### Instructions to follow:
Lines holding the word "Event" are the ones to copy from the data below.

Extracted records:
=== Section Start ===

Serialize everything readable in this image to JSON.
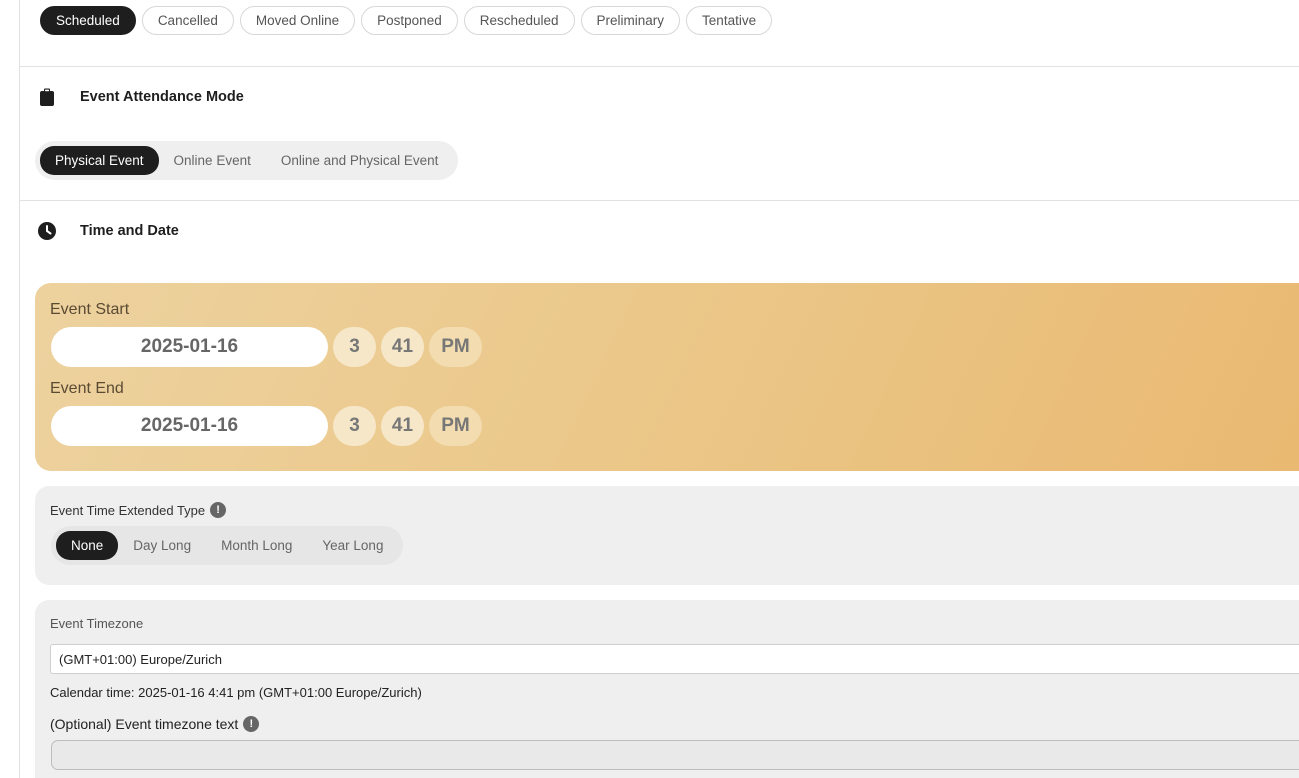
{
  "status": {
    "options": [
      "Scheduled",
      "Cancelled",
      "Moved Online",
      "Postponed",
      "Rescheduled",
      "Preliminary",
      "Tentative"
    ],
    "selected": "Scheduled"
  },
  "attendance": {
    "title": "Event Attendance Mode",
    "icon": "clipboard-icon",
    "options": [
      "Physical Event",
      "Online Event",
      "Online and Physical Event"
    ],
    "selected": "Physical Event"
  },
  "time_date": {
    "title": "Time and Date",
    "icon": "clock-icon",
    "start": {
      "label": "Event Start",
      "date": "2025-01-16",
      "hour": "3",
      "minute": "41",
      "ampm": "PM"
    },
    "end": {
      "label": "Event End",
      "date": "2025-01-16",
      "hour": "3",
      "minute": "41",
      "ampm": "PM"
    }
  },
  "extended": {
    "label": "Event Time Extended Type",
    "info": "!",
    "options": [
      "None",
      "Day Long",
      "Month Long",
      "Year Long"
    ],
    "selected": "None"
  },
  "timezone": {
    "label": "Event Timezone",
    "value": "(GMT+01:00) Europe/Zurich",
    "calendar_time": "Calendar time: 2025-01-16 4:41 pm (GMT+01:00 Europe/Zurich)",
    "optional_label": "(Optional) Event timezone text",
    "optional_info": "!",
    "optional_value": ""
  },
  "colors": {
    "dark": "#1e1e1e",
    "gold_start": "#edd29f",
    "gold_end": "#e9b870",
    "card_bg": "#efefef"
  }
}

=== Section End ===

### Solution to the problem:
    "title": "Event Attendance Mode",
      "Physical Event",
      "Online Event",
      "Online and Physical Event"
    "selected": "Physical Event"
      "label": "Event Start",
      "label": "Event End",
    "label": "Event Time Extended Type",
    "label": "Event Timezone",
    "optional_label": "(Optional) Event timezone text",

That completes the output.